Last Updated: 9:55PM BST 17 Apr 2009
Economists are concerned that GDP forecasts for the region are still too optimistic, as it has yet to show any initial signs that the financial crisis may be easing – unlike the UK and the US.
Falling global demand for goods has hindered exports from the eurozone countries, dropping back to €99.2bn (£87.4bn), down 24pc on the same period last year. Imports fell by 21pc to €101.2bn, according to the European Union's statistics office, Eurostat.
The eurozone typically exports more goods than it imports, but last year's €1.7bn trade surplus swung to a €2bn deficit.
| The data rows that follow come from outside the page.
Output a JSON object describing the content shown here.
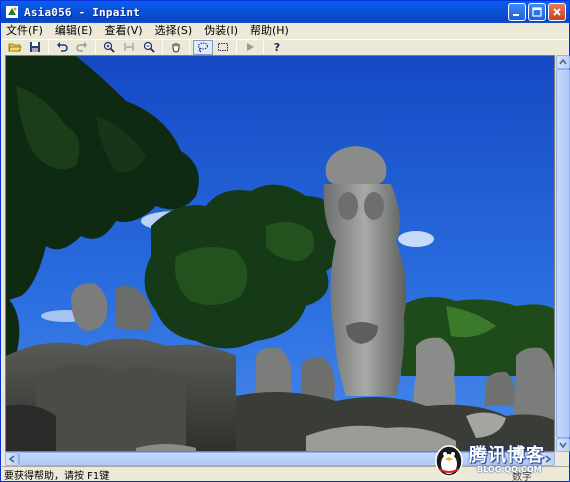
{
  "window": {
    "title": "Asia056 - Inpaint",
    "buttons": [
      "minimize",
      "maximize",
      "close"
    ]
  },
  "menu": [
    "文件(F)",
    "编辑(E)",
    "查看(V)",
    "选择(S)",
    "伪装(I)",
    "帮助(H)"
  ],
  "toolbar": {
    "icons": [
      "open-folder-icon",
      "save-icon",
      "undo-icon",
      "redo-icon",
      "zoom-in-icon",
      "fit-icon",
      "zoom-out-icon",
      "hand-icon",
      "lasso-icon",
      "marquee-icon",
      "run-icon",
      "help-icon"
    ]
  },
  "canvas": {
    "image_description": "Stone statues photo"
  },
  "status": {
    "help_text": "要获得帮助，请按 F1键",
    "right_text": "数字"
  },
  "watermark": {
    "title": "腾讯博客",
    "subtitle": "BLOG.QQ.COM"
  },
  "colors": {
    "titlebar": "#0a5ff0",
    "chrome": "#ece9d8",
    "sky": "#1f5fd2"
  }
}
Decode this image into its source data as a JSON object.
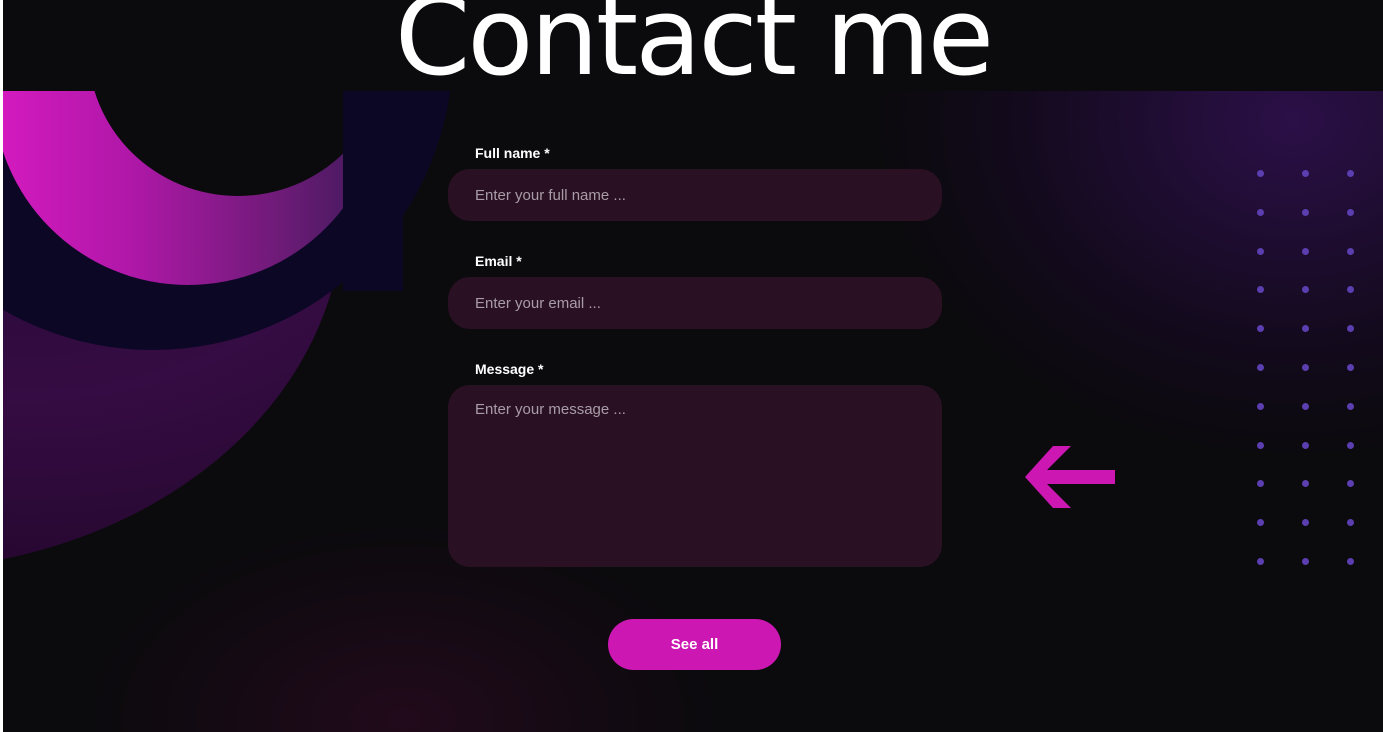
{
  "page": {
    "title": "Contact me"
  },
  "form": {
    "full_name": {
      "label": "Full name *",
      "placeholder": "Enter your full name ..."
    },
    "email": {
      "label": "Email *",
      "placeholder": "Enter your email ..."
    },
    "message": {
      "label": "Message *",
      "placeholder": "Enter your message ..."
    },
    "submit_label": "See all"
  },
  "decor": {
    "arrow_icon": "arrow-left-icon",
    "dots_icon": "dot-grid-icon",
    "accent_color": "#cc17b3",
    "dot_color": "#5b3fb0"
  }
}
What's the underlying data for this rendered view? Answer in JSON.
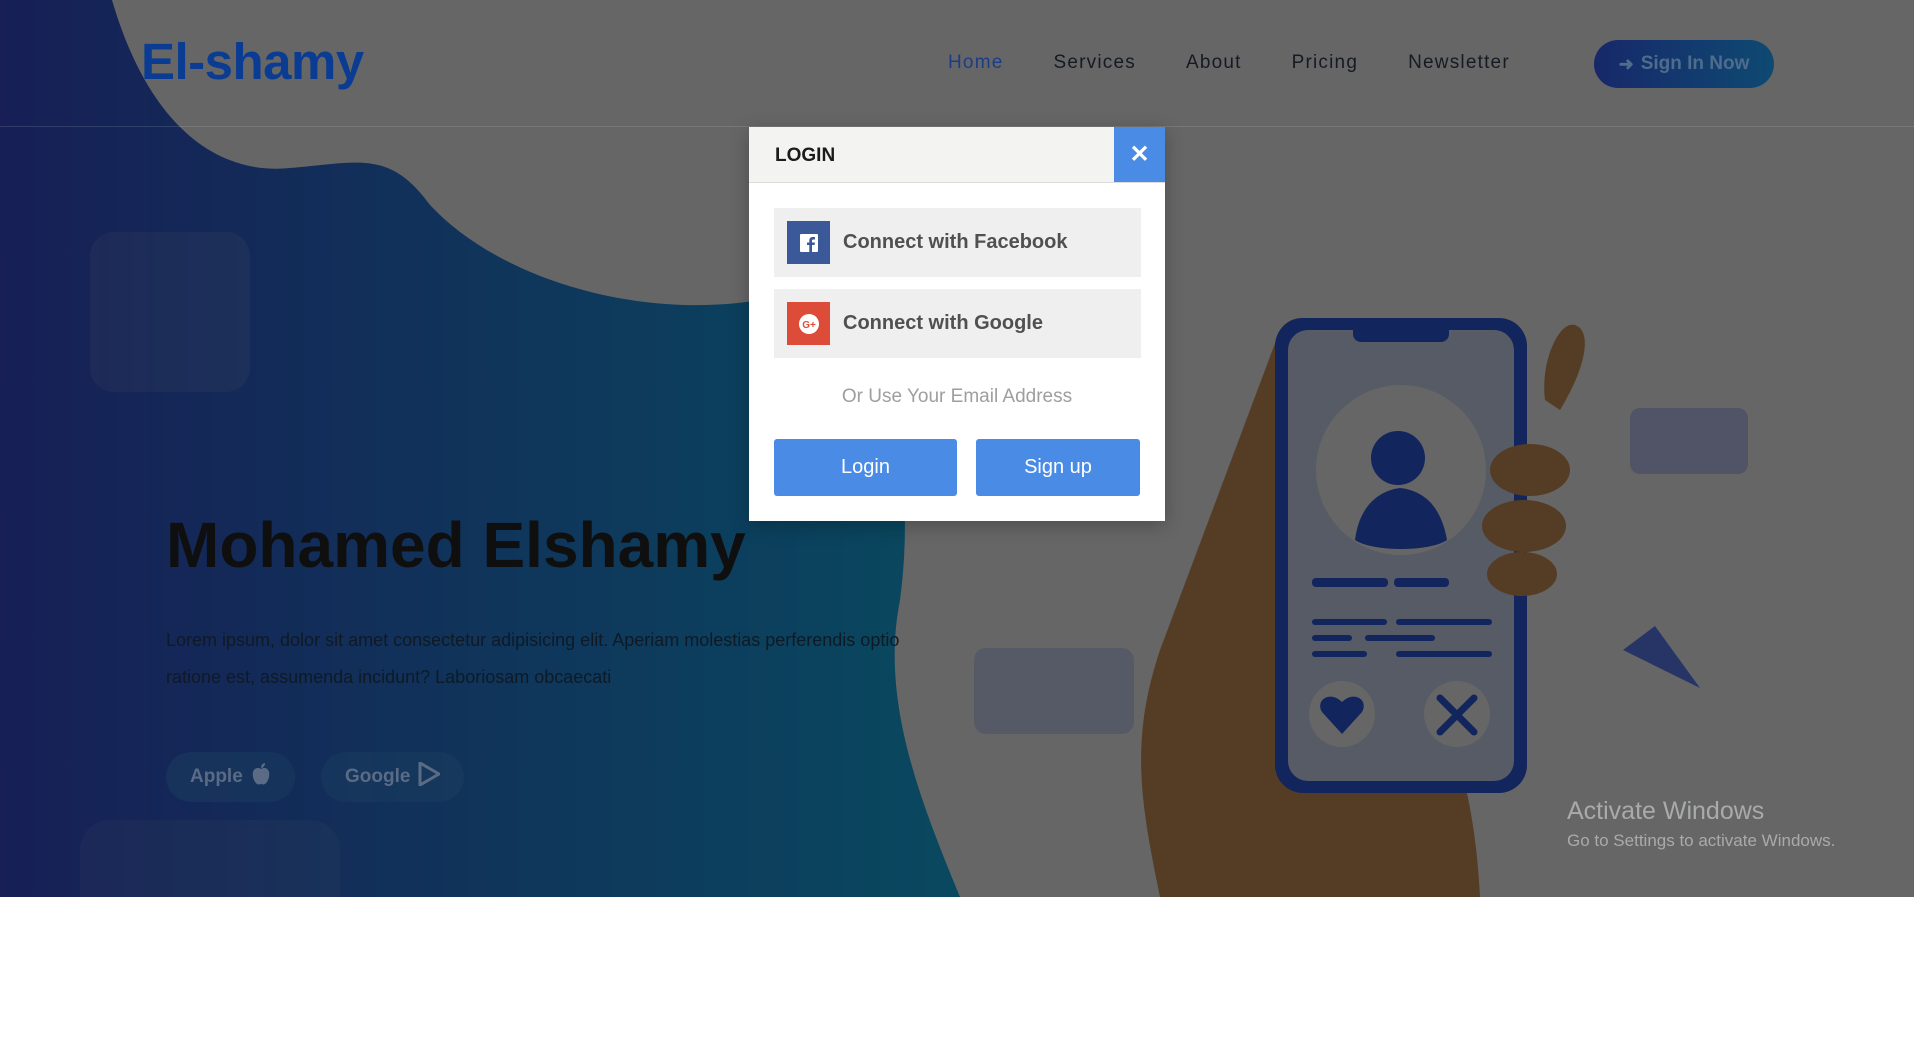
{
  "header": {
    "logo": "El-shamy",
    "nav": [
      "Home",
      "Services",
      "About",
      "Pricing",
      "Newsletter"
    ],
    "active": "Home",
    "signin_label": "Sign In Now",
    "signin_icon": "sign-in-icon"
  },
  "hero": {
    "title": "Mohamed Elshamy",
    "text": "Lorem ipsum, dolor sit amet consectetur adipisicing elit. Aperiam molestias perferendis optio ratione est, assumenda incidunt? Laboriosam obcaecati",
    "stores": [
      {
        "label": "Apple",
        "icon": "apple-icon"
      },
      {
        "label": "Google",
        "icon": "google-play-icon"
      }
    ]
  },
  "modal": {
    "title": "LOGIN",
    "close_icon": "close-icon",
    "facebook_label": "Connect with Facebook",
    "google_label": "Connect with Google",
    "or_text": "Or Use Your Email Address",
    "login_label": "Login",
    "signup_label": "Sign up"
  },
  "watermark": {
    "line1": "Activate Windows",
    "line2": "Go to Settings to activate Windows."
  },
  "colors": {
    "accent": "#4a8be6",
    "facebook": "#3b5998",
    "google": "#dd4b39",
    "brand_blue": "#0b3c94"
  }
}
"I'm not sure the weakness of Europe has been fully recognised yet," said Jonathan Loynes, head of European research at Capital Economics. "There was a general perception that it would hold up relatively well, as it did not have the same overvalued housing market as the UK and US. But now the collapse in trade means countries like Germany could see GDP fall by 6pc – even worse the UK."